Because background check laws vary by state, there's no definitive answer as to whether a potential employer can conduct a background check, ask about, or use an applicant's criminal record when making hiring decisions.
But as a general rule, most states allow employers to consider some portion of an applicant's criminal history, even without obtaining prior consent to conduct the investigation.
Additionally, the majority of state background check laws prohibit inquiry and use of arrests that did not result in convictions, and convictions that have been expunged or pardoned.
However, even these prohibitions are not ironclad. They may not apply to persons working in health care, for the government, or with sensitive populations.
Illinois also allows employers to seek information about whether an arrested person engaged in the underlying illegal conduct even if never convicted. Some states also offer more protection to those with criminal pasts.
In New York, for example, convictions can only be used when the criminal offense impacts a person's ability to perform their duties, or indicates that the applicant poses a legitimate danger to others and property.

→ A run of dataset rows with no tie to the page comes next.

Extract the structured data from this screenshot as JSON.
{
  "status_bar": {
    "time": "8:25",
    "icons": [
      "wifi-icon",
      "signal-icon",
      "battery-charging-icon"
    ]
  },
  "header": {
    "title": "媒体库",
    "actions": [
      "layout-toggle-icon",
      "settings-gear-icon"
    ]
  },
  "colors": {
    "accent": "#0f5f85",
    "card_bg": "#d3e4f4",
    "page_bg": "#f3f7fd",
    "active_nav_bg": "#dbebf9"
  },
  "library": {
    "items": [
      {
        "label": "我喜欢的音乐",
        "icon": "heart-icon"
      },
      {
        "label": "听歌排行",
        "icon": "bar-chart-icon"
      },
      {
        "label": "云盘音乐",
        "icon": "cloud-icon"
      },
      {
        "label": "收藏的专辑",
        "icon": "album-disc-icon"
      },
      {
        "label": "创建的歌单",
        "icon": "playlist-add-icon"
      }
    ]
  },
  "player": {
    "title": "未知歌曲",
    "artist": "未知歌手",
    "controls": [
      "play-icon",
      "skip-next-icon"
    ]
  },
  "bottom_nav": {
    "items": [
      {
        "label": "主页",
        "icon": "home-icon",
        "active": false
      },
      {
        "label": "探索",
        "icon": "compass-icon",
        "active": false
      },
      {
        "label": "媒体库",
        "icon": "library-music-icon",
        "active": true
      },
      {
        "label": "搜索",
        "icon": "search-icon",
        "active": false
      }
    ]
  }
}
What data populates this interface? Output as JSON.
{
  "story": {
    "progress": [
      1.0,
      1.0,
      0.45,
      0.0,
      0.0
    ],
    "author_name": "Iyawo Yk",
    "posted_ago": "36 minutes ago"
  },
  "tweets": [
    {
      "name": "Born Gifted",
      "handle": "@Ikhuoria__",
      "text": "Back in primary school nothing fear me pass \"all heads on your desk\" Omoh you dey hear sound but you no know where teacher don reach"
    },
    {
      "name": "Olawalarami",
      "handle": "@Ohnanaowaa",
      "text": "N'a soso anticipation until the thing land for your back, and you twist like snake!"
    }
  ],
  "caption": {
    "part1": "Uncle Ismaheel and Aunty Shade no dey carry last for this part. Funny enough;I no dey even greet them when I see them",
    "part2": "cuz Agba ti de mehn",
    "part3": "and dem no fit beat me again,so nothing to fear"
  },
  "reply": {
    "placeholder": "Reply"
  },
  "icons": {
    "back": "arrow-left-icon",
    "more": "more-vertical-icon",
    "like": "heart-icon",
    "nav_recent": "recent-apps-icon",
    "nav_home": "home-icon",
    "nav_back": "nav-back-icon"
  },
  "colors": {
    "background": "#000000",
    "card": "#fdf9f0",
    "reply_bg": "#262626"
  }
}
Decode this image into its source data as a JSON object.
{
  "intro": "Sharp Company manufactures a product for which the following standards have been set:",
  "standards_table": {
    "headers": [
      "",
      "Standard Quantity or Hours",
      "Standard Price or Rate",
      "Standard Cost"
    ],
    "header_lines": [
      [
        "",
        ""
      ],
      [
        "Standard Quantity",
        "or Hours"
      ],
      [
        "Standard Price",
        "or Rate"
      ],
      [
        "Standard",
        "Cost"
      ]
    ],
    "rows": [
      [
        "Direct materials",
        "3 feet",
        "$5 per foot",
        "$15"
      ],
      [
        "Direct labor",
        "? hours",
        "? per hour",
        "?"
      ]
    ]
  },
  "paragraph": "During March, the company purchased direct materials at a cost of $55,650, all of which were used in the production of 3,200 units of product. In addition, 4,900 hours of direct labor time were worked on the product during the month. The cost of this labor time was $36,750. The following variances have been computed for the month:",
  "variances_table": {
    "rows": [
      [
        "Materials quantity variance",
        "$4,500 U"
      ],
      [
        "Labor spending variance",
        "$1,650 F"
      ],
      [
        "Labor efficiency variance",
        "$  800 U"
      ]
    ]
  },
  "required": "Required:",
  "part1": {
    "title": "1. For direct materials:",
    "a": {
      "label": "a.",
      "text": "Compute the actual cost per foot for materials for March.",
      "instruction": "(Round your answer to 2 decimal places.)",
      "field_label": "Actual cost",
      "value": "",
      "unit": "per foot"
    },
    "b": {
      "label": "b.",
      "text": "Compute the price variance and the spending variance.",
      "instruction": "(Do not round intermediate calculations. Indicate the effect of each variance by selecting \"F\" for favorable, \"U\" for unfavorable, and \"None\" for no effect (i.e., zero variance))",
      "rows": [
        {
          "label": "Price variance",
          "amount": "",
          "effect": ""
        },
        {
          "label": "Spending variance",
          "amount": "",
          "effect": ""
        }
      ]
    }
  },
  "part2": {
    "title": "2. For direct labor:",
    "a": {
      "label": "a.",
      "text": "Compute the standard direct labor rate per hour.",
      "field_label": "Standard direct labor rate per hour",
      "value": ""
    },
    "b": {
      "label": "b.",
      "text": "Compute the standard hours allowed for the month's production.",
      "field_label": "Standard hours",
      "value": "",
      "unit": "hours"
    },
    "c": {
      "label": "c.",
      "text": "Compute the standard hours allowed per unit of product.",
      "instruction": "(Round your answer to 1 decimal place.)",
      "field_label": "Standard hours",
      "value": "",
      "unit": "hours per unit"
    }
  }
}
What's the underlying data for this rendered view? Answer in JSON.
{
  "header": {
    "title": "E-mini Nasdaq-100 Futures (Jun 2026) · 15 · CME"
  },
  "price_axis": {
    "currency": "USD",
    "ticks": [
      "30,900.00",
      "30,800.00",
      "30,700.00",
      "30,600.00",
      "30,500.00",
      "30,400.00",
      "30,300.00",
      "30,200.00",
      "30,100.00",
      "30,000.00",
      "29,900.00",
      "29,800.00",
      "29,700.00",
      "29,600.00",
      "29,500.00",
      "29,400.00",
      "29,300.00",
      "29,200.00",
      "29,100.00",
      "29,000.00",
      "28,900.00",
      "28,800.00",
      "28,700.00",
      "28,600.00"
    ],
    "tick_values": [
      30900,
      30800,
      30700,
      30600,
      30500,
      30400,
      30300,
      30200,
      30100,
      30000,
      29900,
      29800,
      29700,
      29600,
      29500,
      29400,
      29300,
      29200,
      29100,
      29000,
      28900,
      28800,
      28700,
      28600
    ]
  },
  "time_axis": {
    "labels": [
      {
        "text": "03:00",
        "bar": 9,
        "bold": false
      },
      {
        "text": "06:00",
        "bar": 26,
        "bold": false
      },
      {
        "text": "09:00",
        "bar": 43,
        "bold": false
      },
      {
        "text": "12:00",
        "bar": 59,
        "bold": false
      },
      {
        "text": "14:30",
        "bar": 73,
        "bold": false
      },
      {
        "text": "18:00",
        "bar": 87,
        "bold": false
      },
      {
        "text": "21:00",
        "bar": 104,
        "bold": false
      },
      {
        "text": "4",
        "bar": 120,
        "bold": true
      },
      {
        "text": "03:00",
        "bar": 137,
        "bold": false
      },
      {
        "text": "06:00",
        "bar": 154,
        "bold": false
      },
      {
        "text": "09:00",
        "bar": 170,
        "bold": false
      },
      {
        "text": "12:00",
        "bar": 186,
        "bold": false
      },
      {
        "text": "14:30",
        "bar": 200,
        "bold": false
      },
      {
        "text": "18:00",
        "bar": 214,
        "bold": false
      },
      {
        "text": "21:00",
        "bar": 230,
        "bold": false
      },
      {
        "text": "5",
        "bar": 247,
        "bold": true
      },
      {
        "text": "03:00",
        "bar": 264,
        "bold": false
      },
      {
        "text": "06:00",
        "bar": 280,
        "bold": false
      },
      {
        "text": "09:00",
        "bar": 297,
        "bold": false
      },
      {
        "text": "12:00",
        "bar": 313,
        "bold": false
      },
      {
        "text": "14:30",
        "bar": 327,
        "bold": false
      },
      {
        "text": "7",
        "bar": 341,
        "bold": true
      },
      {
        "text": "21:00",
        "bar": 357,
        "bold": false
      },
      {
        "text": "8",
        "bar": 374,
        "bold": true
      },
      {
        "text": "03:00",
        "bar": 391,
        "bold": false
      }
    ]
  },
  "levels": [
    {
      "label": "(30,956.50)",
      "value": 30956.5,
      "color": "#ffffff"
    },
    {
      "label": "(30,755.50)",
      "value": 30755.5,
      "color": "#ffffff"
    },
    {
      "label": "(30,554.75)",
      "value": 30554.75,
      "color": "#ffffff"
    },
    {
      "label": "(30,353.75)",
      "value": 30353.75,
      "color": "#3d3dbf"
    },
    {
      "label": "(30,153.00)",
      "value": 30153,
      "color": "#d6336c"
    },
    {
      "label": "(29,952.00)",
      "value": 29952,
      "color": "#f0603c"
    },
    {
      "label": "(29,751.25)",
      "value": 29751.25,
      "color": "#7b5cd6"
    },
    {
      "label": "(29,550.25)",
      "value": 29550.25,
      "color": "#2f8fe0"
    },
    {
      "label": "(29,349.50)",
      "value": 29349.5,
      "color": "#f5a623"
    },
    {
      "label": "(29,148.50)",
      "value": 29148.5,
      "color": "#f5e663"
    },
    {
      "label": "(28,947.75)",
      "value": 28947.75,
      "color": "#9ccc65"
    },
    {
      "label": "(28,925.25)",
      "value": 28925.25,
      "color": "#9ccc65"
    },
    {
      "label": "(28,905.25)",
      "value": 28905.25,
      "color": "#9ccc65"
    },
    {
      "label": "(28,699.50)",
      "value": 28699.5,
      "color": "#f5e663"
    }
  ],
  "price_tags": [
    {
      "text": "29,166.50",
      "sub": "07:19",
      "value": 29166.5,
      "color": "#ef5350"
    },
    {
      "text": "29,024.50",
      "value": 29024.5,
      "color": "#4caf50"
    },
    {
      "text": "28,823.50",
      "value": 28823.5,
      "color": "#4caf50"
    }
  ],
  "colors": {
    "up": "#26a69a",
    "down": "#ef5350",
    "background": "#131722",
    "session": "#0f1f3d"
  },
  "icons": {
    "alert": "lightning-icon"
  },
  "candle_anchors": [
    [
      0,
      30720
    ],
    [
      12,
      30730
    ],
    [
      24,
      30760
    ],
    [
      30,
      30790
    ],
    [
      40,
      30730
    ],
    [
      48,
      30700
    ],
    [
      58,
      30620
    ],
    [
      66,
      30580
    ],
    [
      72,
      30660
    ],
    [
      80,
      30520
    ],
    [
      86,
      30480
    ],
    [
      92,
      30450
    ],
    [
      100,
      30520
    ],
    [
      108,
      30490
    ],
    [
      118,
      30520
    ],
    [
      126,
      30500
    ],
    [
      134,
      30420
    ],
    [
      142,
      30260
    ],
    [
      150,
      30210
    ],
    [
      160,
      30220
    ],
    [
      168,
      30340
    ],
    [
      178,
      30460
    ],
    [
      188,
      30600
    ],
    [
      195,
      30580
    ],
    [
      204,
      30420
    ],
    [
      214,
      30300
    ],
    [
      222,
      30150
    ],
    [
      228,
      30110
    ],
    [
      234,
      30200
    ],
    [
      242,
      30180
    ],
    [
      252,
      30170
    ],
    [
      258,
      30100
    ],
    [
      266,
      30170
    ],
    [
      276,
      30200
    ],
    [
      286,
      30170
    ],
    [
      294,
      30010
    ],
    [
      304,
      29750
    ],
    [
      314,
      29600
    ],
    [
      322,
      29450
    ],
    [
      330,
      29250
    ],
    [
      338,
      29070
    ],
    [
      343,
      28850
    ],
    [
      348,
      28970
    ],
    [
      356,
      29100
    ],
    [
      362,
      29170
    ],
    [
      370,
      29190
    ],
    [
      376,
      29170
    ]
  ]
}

With such a wide variation in background check laws, it's important that you do your research before you begin applying to jobs. Don't let a potential employer violate your rights or pressure you into divulging information that may harm your chances.